Your goal => Would you please copy out each entry exactly?

(Collection entries)

┄┄┄┄┄┄

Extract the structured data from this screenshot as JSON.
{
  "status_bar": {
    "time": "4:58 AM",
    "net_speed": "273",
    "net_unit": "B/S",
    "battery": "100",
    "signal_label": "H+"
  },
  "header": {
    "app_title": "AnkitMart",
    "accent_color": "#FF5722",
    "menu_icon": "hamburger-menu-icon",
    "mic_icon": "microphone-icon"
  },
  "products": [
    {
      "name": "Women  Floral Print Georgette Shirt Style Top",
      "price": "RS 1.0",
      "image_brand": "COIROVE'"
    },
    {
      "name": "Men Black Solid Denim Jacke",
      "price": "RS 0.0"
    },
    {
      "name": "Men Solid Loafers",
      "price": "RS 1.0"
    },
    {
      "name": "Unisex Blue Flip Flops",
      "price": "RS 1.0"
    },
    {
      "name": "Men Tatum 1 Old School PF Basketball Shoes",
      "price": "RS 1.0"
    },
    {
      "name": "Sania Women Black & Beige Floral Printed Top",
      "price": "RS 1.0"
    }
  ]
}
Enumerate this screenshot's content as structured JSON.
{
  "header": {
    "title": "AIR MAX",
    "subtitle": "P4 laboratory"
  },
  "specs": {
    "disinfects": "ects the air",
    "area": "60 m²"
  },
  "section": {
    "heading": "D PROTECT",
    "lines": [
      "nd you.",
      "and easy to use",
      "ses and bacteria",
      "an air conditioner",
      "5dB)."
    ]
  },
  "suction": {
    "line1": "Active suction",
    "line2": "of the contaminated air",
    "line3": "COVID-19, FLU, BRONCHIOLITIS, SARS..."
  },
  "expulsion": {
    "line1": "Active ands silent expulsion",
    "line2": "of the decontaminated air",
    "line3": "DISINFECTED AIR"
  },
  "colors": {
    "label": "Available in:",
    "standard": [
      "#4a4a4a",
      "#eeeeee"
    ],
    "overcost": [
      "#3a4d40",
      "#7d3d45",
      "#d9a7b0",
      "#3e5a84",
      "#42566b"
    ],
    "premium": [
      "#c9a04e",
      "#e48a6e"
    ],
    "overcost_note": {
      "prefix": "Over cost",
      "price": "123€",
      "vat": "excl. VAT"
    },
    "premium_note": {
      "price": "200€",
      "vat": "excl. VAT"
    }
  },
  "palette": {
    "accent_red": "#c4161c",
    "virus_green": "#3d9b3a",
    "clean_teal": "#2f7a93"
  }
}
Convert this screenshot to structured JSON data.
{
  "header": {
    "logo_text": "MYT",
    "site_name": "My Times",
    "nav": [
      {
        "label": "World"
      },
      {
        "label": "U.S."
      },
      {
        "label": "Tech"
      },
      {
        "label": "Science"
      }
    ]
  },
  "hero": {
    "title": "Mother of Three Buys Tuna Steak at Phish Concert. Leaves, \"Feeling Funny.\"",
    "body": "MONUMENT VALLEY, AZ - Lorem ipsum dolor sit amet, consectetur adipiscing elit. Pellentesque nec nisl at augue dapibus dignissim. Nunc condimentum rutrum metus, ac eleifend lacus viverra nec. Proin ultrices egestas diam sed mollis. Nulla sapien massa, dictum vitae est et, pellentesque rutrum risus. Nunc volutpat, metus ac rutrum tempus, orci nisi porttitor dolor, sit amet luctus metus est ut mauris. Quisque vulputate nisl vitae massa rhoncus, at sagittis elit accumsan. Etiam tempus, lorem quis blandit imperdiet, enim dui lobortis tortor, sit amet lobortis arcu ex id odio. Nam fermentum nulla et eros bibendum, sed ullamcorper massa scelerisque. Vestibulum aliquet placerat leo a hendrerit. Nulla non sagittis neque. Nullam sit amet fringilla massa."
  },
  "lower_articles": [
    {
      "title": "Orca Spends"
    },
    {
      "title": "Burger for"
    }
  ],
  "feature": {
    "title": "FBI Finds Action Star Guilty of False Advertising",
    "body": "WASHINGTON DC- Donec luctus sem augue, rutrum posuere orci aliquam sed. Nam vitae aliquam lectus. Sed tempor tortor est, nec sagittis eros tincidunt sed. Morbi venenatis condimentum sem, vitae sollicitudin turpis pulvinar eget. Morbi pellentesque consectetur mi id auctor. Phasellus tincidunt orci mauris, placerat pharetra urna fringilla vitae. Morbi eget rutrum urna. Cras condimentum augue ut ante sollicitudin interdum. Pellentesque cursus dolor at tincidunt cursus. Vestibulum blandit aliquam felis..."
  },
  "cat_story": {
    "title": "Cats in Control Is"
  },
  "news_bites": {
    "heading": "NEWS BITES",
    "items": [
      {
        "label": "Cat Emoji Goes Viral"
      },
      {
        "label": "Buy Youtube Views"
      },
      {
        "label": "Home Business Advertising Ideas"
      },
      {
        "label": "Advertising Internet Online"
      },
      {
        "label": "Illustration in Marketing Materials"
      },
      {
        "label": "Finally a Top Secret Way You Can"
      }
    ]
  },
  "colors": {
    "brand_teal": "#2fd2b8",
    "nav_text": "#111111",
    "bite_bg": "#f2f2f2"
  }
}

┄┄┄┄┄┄

Your response =>
Extract the structured data from this screenshot as JSON.
{
  "status_bar": {
    "time": "4:58 AM",
    "net_speed": "273",
    "net_unit": "B/S",
    "battery": "100",
    "signal_label": "H+"
  },
  "header": {
    "app_title": "AnkitMart",
    "accent_color": "#FF5722",
    "menu_icon": "hamburger-menu-icon",
    "mic_icon": "microphone-icon"
  },
  "products": [
    {
      "name": "Women  Floral Print Georgette Shirt Style Top",
      "price": "RS 1.0",
      "image_brand": "COIROVE'"
    },
    {
      "name": "Men Black Solid Denim Jacke",
      "price": "RS 0.0"
    },
    {
      "name": "Men Solid Loafers",
      "price": "RS 1.0"
    },
    {
      "name": "Unisex Blue Flip Flops",
      "price": "RS 1.0"
    },
    {
      "name": "Men Tatum 1 Old School PF Basketball Shoes",
      "price": "RS 1.0"
    },
    {
      "name": "Sania Women Black & Beige Floral Printed Top",
      "price": "RS 1.0"
    }
  ]
}
Enumerate this screenshot's content as structured JSON.
{
  "header": {
    "title": "AIR MAX",
    "subtitle": "P4 laboratory"
  },
  "specs": {
    "disinfects": "ects the air",
    "area": "60 m²"
  },
  "section": {
    "heading": "D PROTECT",
    "lines": [
      "nd you.",
      "and easy to use",
      "ses and bacteria",
      "an air conditioner",
      "5dB)."
    ]
  },
  "suction": {
    "line1": "Active suction",
    "line2": "of the contaminated air",
    "line3": "COVID-19, FLU, BRONCHIOLITIS, SARS..."
  },
  "expulsion": {
    "line1": "Active ands silent expulsion",
    "line2": "of the decontaminated air",
    "line3": "DISINFECTED AIR"
  },
  "colors": {
    "label": "Available in:",
    "standard": [
      "#4a4a4a",
      "#eeeeee"
    ],
    "overcost": [
      "#3a4d40",
      "#7d3d45",
      "#d9a7b0",
      "#3e5a84",
      "#42566b"
    ],
    "premium": [
      "#c9a04e",
      "#e48a6e"
    ],
    "overcost_note": {
      "prefix": "Over cost",
      "price": "123€",
      "vat": "excl. VAT"
    },
    "premium_note": {
      "price": "200€",
      "vat": "excl. VAT"
    }
  },
  "palette": {
    "accent_red": "#c4161c",
    "virus_green": "#3d9b3a",
    "clean_teal": "#2f7a93"
  }
}
Convert this screenshot to structured JSON data.
{
  "header": {
    "logo_text": "MYT",
    "site_name": "My Times",
    "nav": [
      {
        "label": "World"
      },
      {
        "label": "U.S."
      },
      {
        "label": "Tech"
      },
      {
        "label": "Science"
      }
    ]
  },
  "hero": {
    "title": "Mother of Three Buys Tuna Steak at Phish Concert. Leaves, \"Feeling Funny.\"",
    "body": "MONUMENT VALLEY, AZ - Lorem ipsum dolor sit amet, consectetur adipiscing elit. Pellentesque nec nisl at augue dapibus dignissim. Nunc condimentum rutrum metus, ac eleifend lacus viverra nec. Proin ultrices egestas diam sed mollis. Nulla sapien massa, dictum vitae est et, pellentesque rutrum risus. Nunc volutpat, metus ac rutrum tempus, orci nisi porttitor dolor, sit amet luctus metus est ut mauris. Quisque vulputate nisl vitae massa rhoncus, at sagittis elit accumsan. Etiam tempus, lorem quis blandit imperdiet, enim dui lobortis tortor, sit amet lobortis arcu ex id odio. Nam fermentum nulla et eros bibendum, sed ullamcorper massa scelerisque. Vestibulum aliquet placerat leo a hendrerit. Nulla non sagittis neque. Nullam sit amet fringilla massa."
  },
  "lower_articles": [
    {
      "title": "Orca Spends"
    },
    {
      "title": "Burger for"
    }
  ],
  "feature": {
    "title": "FBI Finds Action Star Guilty of False Advertising",
    "body": "WASHINGTON DC- Donec luctus sem augue, rutrum posuere orci aliquam sed. Nam vitae aliquam lectus. Sed tempor tortor est, nec sagittis eros tincidunt sed. Morbi venenatis condimentum sem, vitae sollicitudin turpis pulvinar eget. Morbi pellentesque consectetur mi id auctor. Phasellus tincidunt orci mauris, placerat pharetra urna fringilla vitae. Morbi eget rutrum urna. Cras condimentum augue ut ante sollicitudin interdum. Pellentesque cursus dolor at tincidunt cursus. Vestibulum blandit aliquam felis..."
  },
  "cat_story": {
    "title": "Cats in Control Is"
  },
  "news_bites": {
    "heading": "NEWS BITES",
    "items": [
      {
        "label": "Cat Emoji Goes Viral"
      },
      {
        "label": "Buy Youtube Views"
      },
      {
        "label": "Home Business Advertising Ideas"
      },
      {
        "label": "Advertising Internet Online"
      },
      {
        "label": "Illustration in Marketing Materials"
      },
      {
        "label": "Finally a Top Secret Way You Can"
      }
    ]
  },
  "colors": {
    "brand_teal": "#2fd2b8",
    "nav_text": "#111111",
    "bite_bg": "#f2f2f2"
  }
}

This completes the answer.